▶ TASK DESCRIPTION
In the data below, which lines contain "label"? List them by copying each one.

▶ TASK INPUTS
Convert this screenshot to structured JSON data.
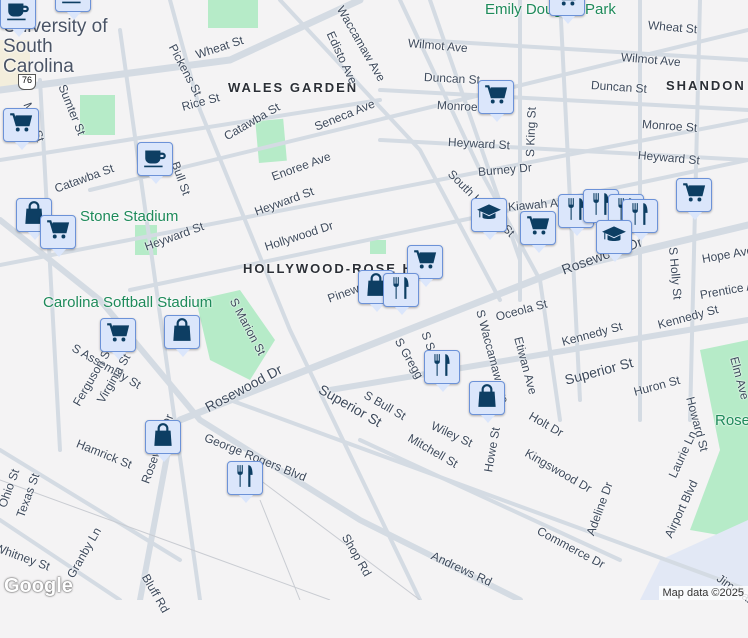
{
  "neighborhoods": [
    "WALES GARDEN",
    "HOLLYWOOD-ROSE HILL",
    "SHANDON"
  ],
  "places": [
    "University of South Carolina",
    "Stone Stadium",
    "Carolina Softball Stadium",
    "Emily Douglas Park",
    "Rosewood Park"
  ],
  "streets": [
    "Wheat St",
    "Pickens St",
    "Rice St",
    "Catawba St",
    "Seneca Ave",
    "Enoree Ave",
    "Heyward St",
    "Hollywood Dr",
    "Bull St",
    "Sumter St",
    "Main St",
    "Catawba St",
    "Heyward St",
    "Edisto Ave",
    "Waccamaw Ave",
    "S Marion St",
    "Pinewood",
    "Wilmot Ave",
    "Duncan St",
    "Monroe St",
    "Heyward St",
    "Burney Dr",
    "S King St",
    "Kiawah Ave",
    "South Harden St",
    "Wheat St",
    "Wilmot Ave",
    "Duncan St",
    "Monroe St",
    "Heyward St",
    "Rosewood Dr",
    "Hope Ave",
    "Prentice Ave",
    "S Holly St",
    "S Assembly St",
    "Ferguson St",
    "Virginia St",
    "Hamrick St",
    "Rosewood Dr",
    "George Rogers Blvd",
    "Rosewood Dr",
    "Ohio St",
    "Texas St",
    "Granby Ln",
    "Bluff Rd",
    "Shop Rd",
    "Whitney St",
    "Superior St",
    "S Bull St",
    "Oceola St",
    "S Gregg",
    "S Saluda",
    "S Waccamaw Ave",
    "Etiwan Ave",
    "Kennedy St",
    "Kennedy St",
    "Superior St",
    "Howard St",
    "Huron St",
    "Holt Dr",
    "Wiley St",
    "Mitchell St",
    "Kingswood Dr",
    "Howe St",
    "Adeline Dr",
    "Commerce Dr",
    "Andrews Rd",
    "Airport Blvd",
    "Laurie Ln",
    "Elm Ave",
    "Jim Hamilton Blvd"
  ],
  "route_shield": "76",
  "markers": [
    "cup",
    "cup",
    "cart",
    "cup",
    "bag",
    "cart",
    "cart",
    "cart",
    "school",
    "cart",
    "fork",
    "fork",
    "fork",
    "fork",
    "school",
    "cart",
    "cart",
    "bag",
    "fork",
    "cart",
    "bag",
    "fork",
    "bag",
    "bag",
    "fork"
  ],
  "footer": {
    "logo": "Google",
    "attribution": "Map data ©2025"
  }
}
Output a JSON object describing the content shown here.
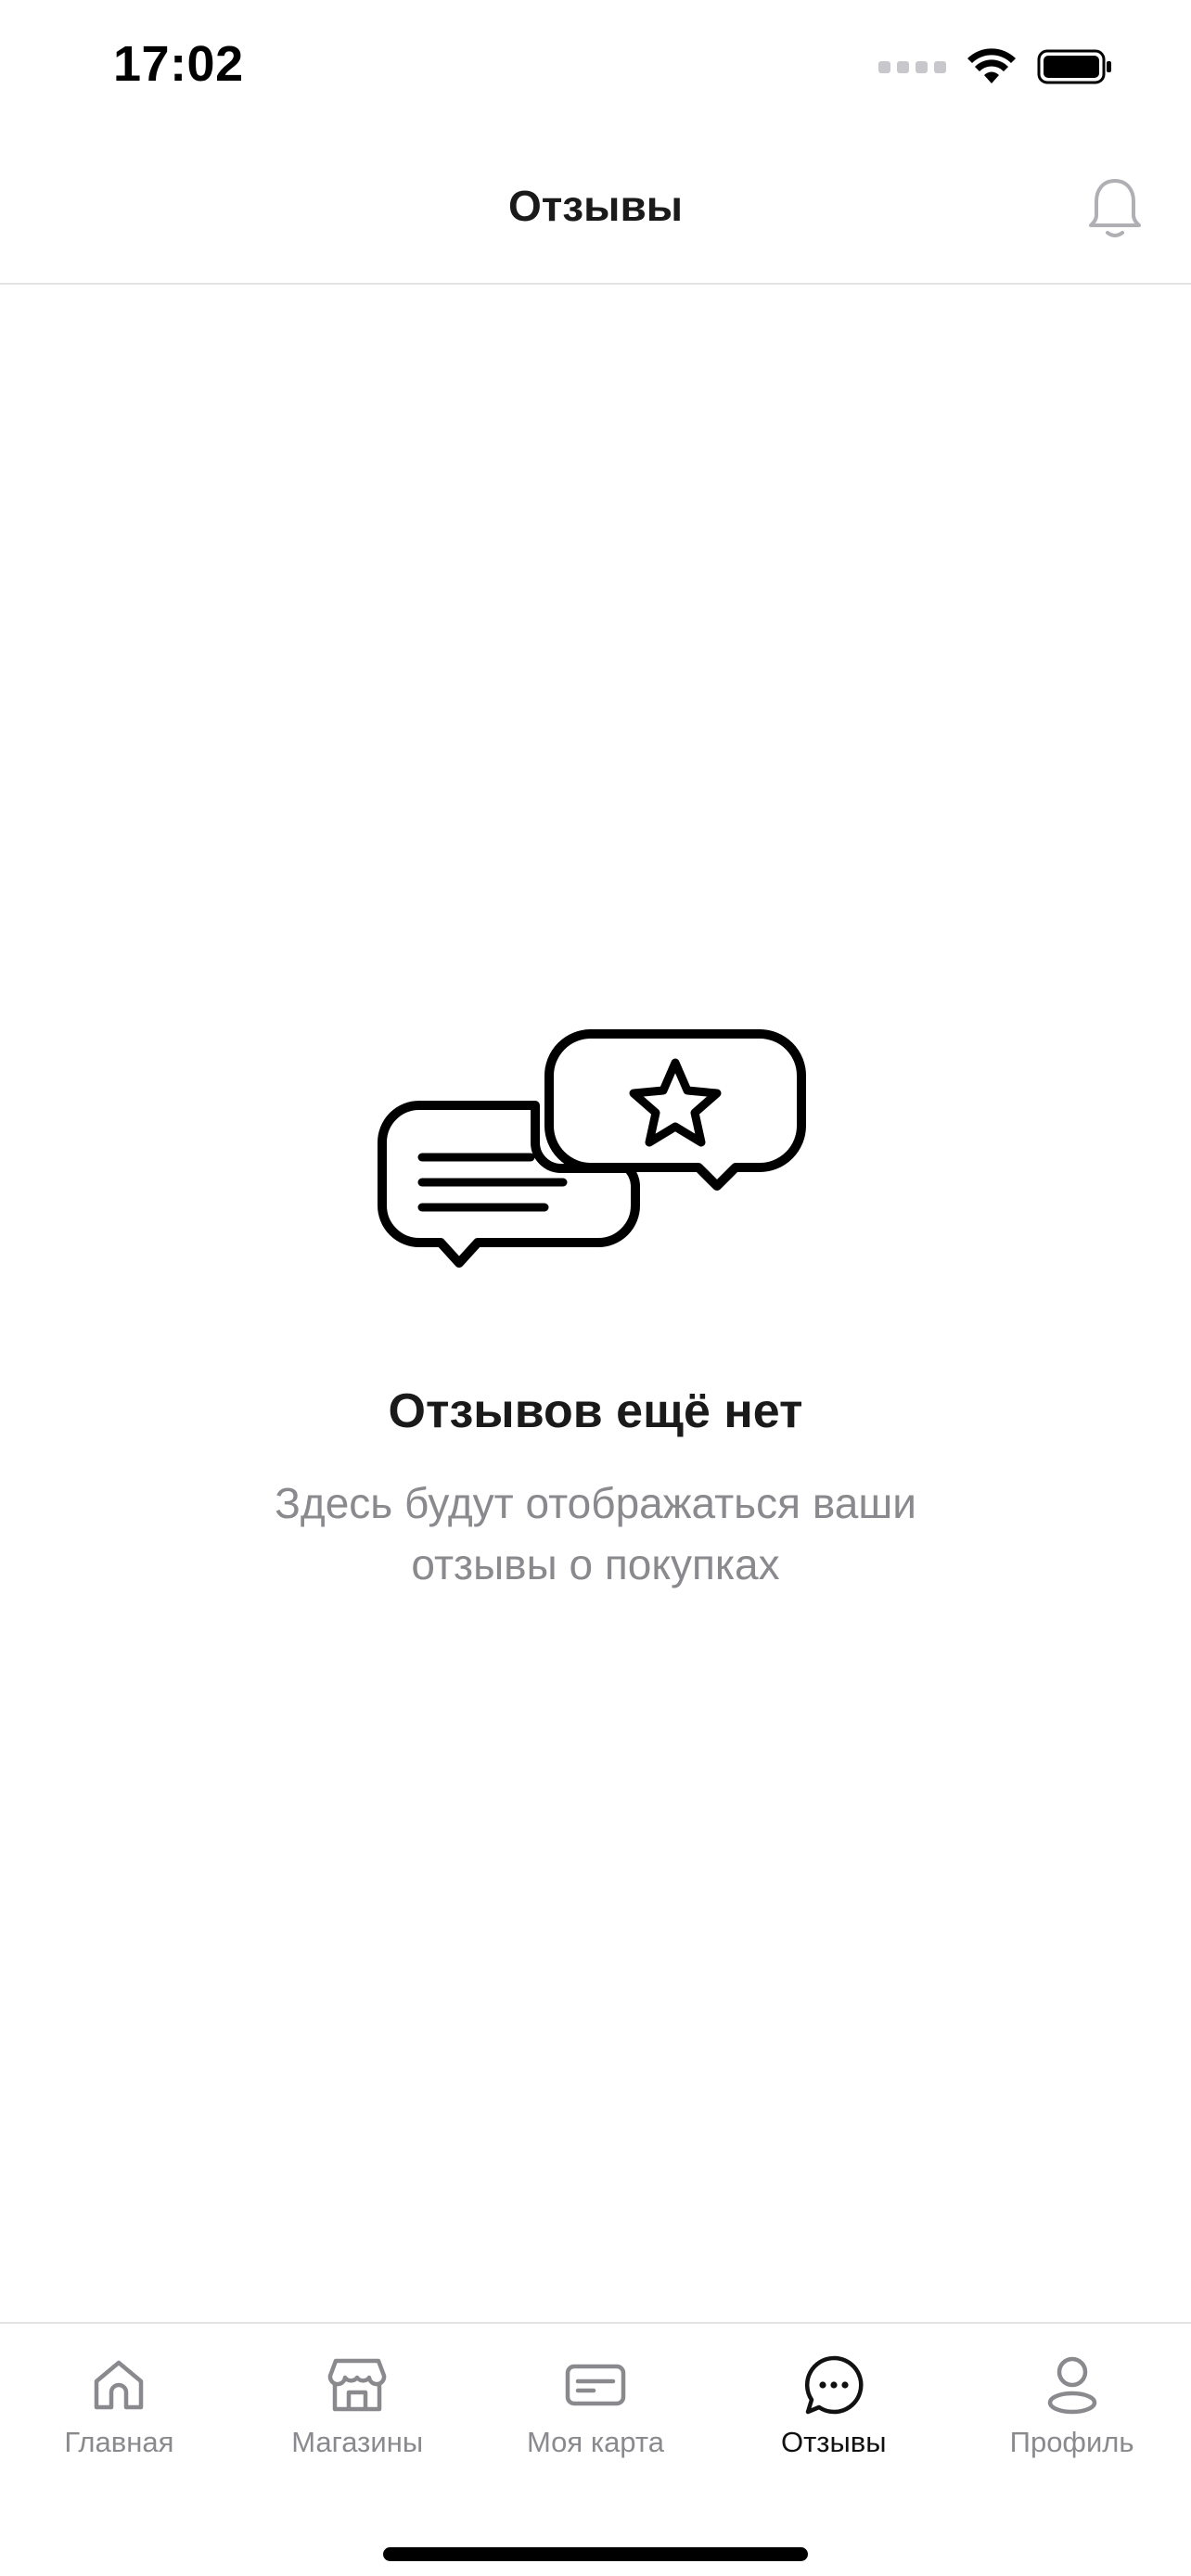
{
  "status_bar": {
    "time": "17:02",
    "icons": [
      "cellular-signal-icon",
      "wifi-icon",
      "battery-icon"
    ]
  },
  "header": {
    "title": "Отзывы",
    "right_icon": "bell-icon"
  },
  "empty_state": {
    "illustration": "chat-bubbles-star-icon",
    "title": "Отзывов ещё нет",
    "description": "Здесь будут отображаться ваши отзывы о покупках"
  },
  "tab_bar": {
    "items": [
      {
        "label": "Главная",
        "icon": "home-icon",
        "active": false
      },
      {
        "label": "Магазины",
        "icon": "store-icon",
        "active": false
      },
      {
        "label": "Моя карта",
        "icon": "card-icon",
        "active": false
      },
      {
        "label": "Отзывы",
        "icon": "chat-icon",
        "active": true
      },
      {
        "label": "Профиль",
        "icon": "profile-icon",
        "active": false
      }
    ]
  },
  "colors": {
    "text_primary": "#1a1a1a",
    "text_secondary": "#8a8a8e",
    "icon_inactive": "#8a8a8e",
    "divider": "#e3e3e6",
    "background": "#ffffff"
  }
}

▶ SOLUTION TO THIS EXERCISE
        "label": "Главная",
        "label": "Магазины",
        "label": "Моя карта",
        "label": "Отзывы",
        "label": "Профиль",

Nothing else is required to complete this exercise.